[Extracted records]
---------------
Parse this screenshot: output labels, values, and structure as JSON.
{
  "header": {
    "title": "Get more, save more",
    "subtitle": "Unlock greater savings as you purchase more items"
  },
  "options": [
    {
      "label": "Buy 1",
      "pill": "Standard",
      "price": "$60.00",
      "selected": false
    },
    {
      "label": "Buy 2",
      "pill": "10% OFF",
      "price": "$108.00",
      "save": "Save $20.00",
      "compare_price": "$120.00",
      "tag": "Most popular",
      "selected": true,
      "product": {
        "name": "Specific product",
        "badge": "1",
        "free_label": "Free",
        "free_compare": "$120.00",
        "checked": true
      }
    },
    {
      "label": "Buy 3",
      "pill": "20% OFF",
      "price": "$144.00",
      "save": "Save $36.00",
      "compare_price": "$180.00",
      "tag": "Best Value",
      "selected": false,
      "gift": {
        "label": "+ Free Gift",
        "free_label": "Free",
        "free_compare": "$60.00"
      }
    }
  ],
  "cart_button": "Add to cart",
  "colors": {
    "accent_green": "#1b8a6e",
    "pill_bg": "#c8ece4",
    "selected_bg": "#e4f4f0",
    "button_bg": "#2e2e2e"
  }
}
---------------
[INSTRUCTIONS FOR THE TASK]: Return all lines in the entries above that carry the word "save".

[PROBLEM SOLUTION]:
    "title": "Get more, save more",
      "save": "Save $20.00",
      "save": "Save $36.00",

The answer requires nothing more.